-- Prompt --
Would you show every line from the records that holds "this"?
***
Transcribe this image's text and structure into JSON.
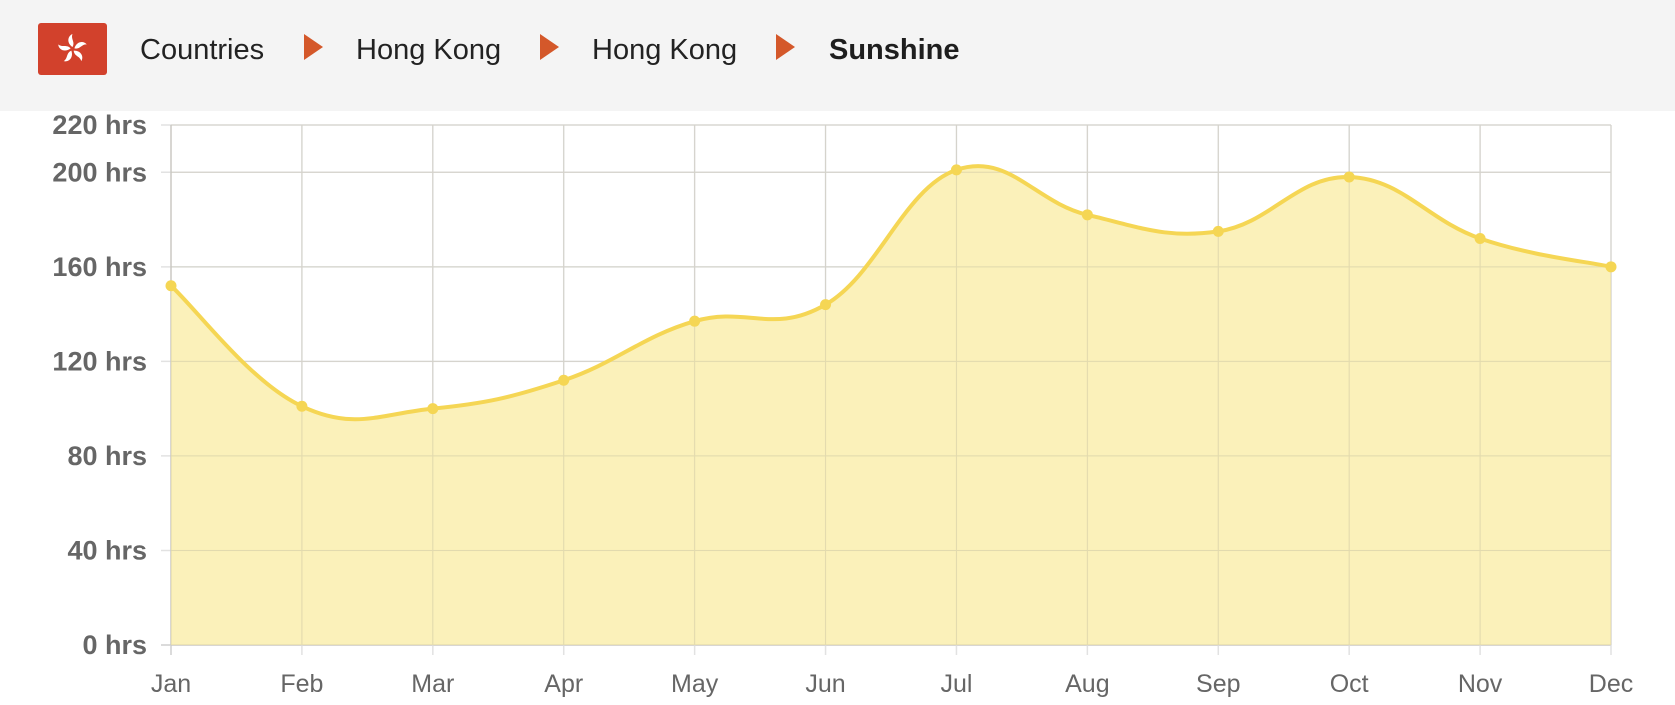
{
  "breadcrumb": {
    "flag_icon": "hong-kong-flag-icon",
    "flag_color": "#d2412c",
    "items": [
      {
        "label": "Countries"
      },
      {
        "label": "Hong Kong"
      },
      {
        "label": "Hong Kong"
      },
      {
        "label": "Sunshine"
      }
    ],
    "separator_color": "#d4582a"
  },
  "chart_data": {
    "type": "area",
    "categories": [
      "Jan",
      "Feb",
      "Mar",
      "Apr",
      "May",
      "Jun",
      "Jul",
      "Aug",
      "Sep",
      "Oct",
      "Nov",
      "Dec"
    ],
    "series": [
      {
        "values": [
          152,
          101,
          100,
          112,
          137,
          144,
          201,
          182,
          175,
          198,
          172,
          160
        ],
        "color": "#f5d654",
        "fill": "#faeeae"
      }
    ],
    "yticks": [
      0,
      40,
      80,
      120,
      160,
      200,
      220
    ],
    "ytick_labels": [
      "0 hrs",
      "40 hrs",
      "80 hrs",
      "120 hrs",
      "160 hrs",
      "200 hrs",
      "220 hrs"
    ],
    "ylim": [
      0,
      220
    ],
    "grid": true
  }
}
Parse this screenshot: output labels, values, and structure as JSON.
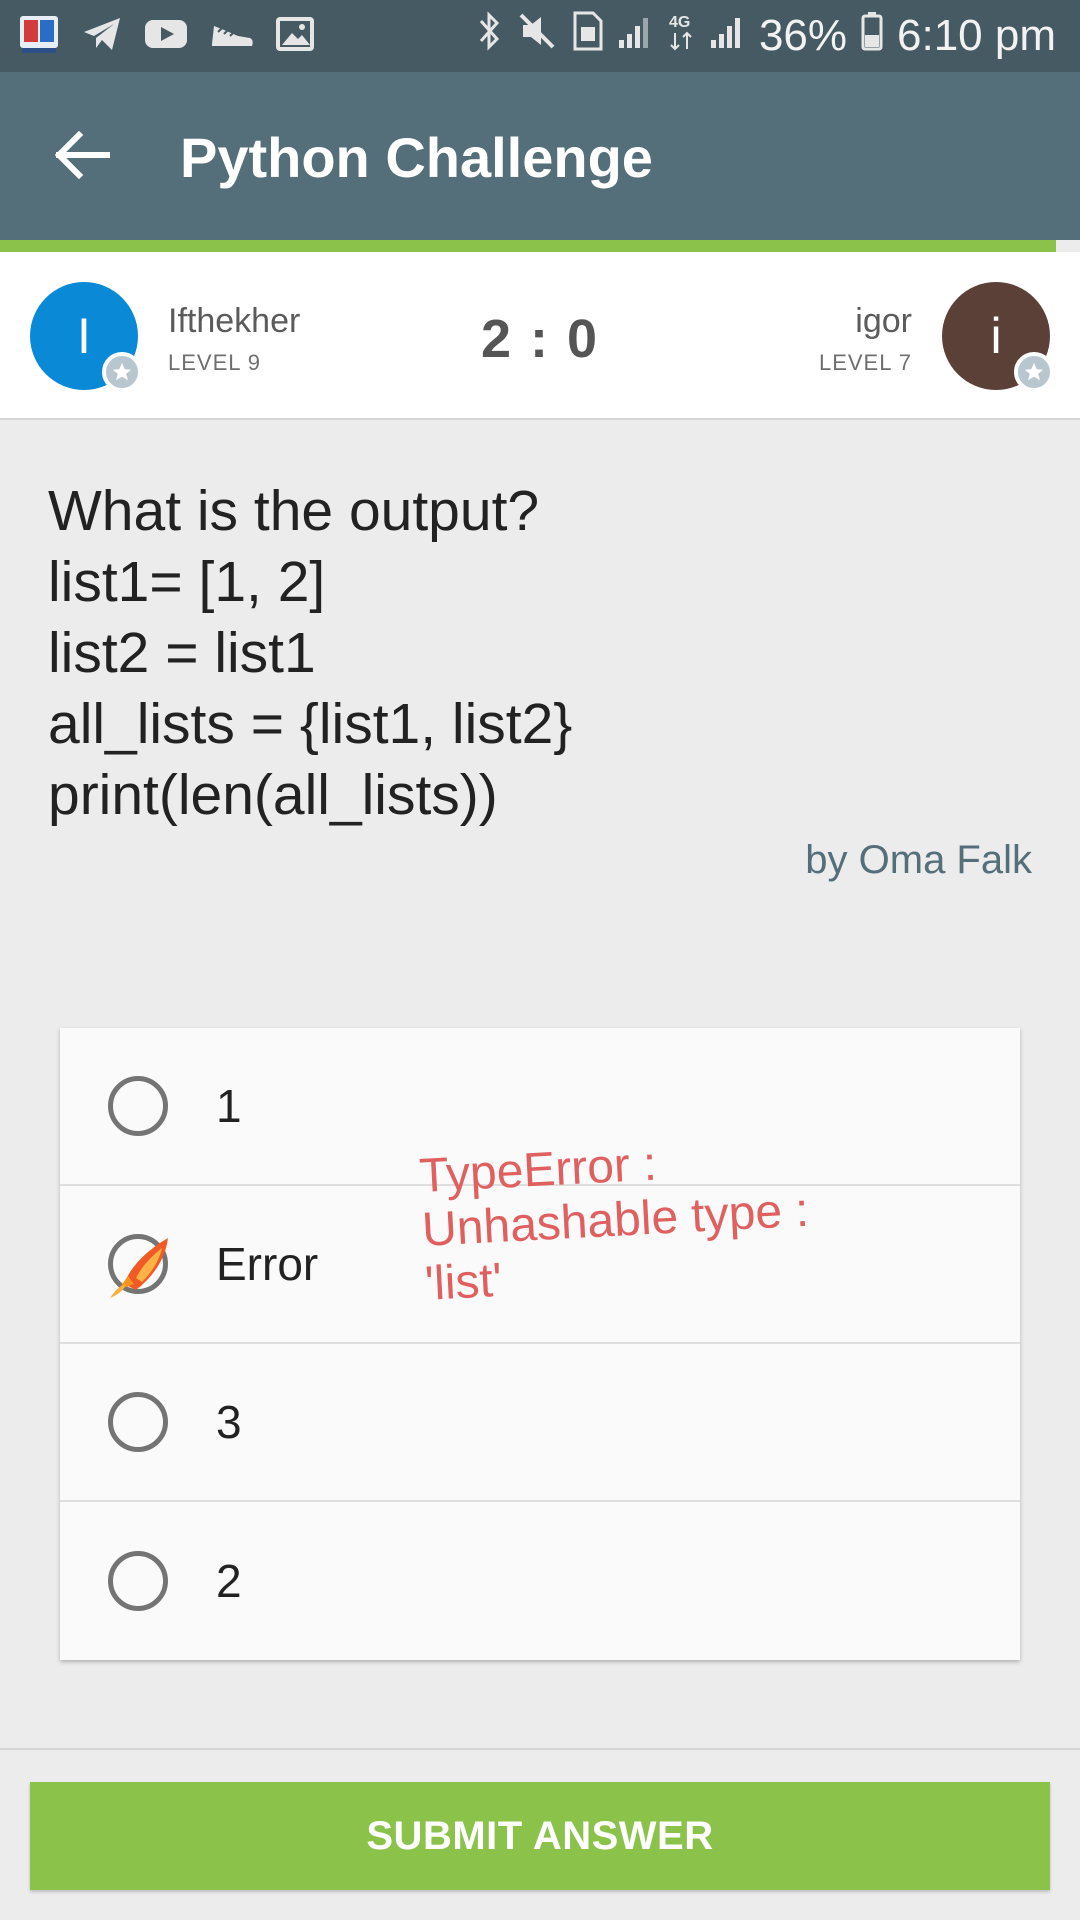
{
  "status_bar": {
    "battery_percent": "36%",
    "time": "6:10 pm",
    "icons_left": [
      "app-book-icon",
      "telegram-icon",
      "youtube-icon",
      "sneaker-icon",
      "gallery-icon"
    ],
    "icons_right": [
      "bluetooth-icon",
      "mute-icon",
      "sim-icon",
      "signal-icon",
      "4g-icon",
      "signal-icon",
      "battery-icon"
    ]
  },
  "app_bar": {
    "title": "Python Challenge",
    "back_icon": "arrow-back-icon"
  },
  "players": {
    "left": {
      "initial": "I",
      "name": "Ifthekher",
      "level": "LEVEL 9",
      "color": "#0a8ad6"
    },
    "right": {
      "initial": "i",
      "name": "igor",
      "level": "LEVEL 7",
      "color": "#5b4038"
    },
    "score": "2 : 0"
  },
  "question": {
    "lines": [
      "What is the output?",
      "list1= [1, 2]",
      "list2 = list1",
      "all_lists = {list1, list2}",
      "print(len(all_lists))"
    ],
    "author": "by Oma Falk"
  },
  "options": [
    {
      "label": "1",
      "selected": false
    },
    {
      "label": "Error",
      "selected": true
    },
    {
      "label": "3",
      "selected": false
    },
    {
      "label": "2",
      "selected": false
    }
  ],
  "annotation": {
    "lines": [
      "TypeError :",
      "Unhashable type :",
      "'list'"
    ],
    "color": "#e06060"
  },
  "submit": {
    "label": "SUBMIT ANSWER",
    "color": "#8bc34a"
  },
  "colors": {
    "status_bar": "#465a64",
    "app_bar": "#546f7a",
    "accent": "#8bc34a"
  }
}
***
-- Expected answer --
Transcribe this image's text and structure into JSON.
Parse this screenshot: output labels, values, and structure as JSON.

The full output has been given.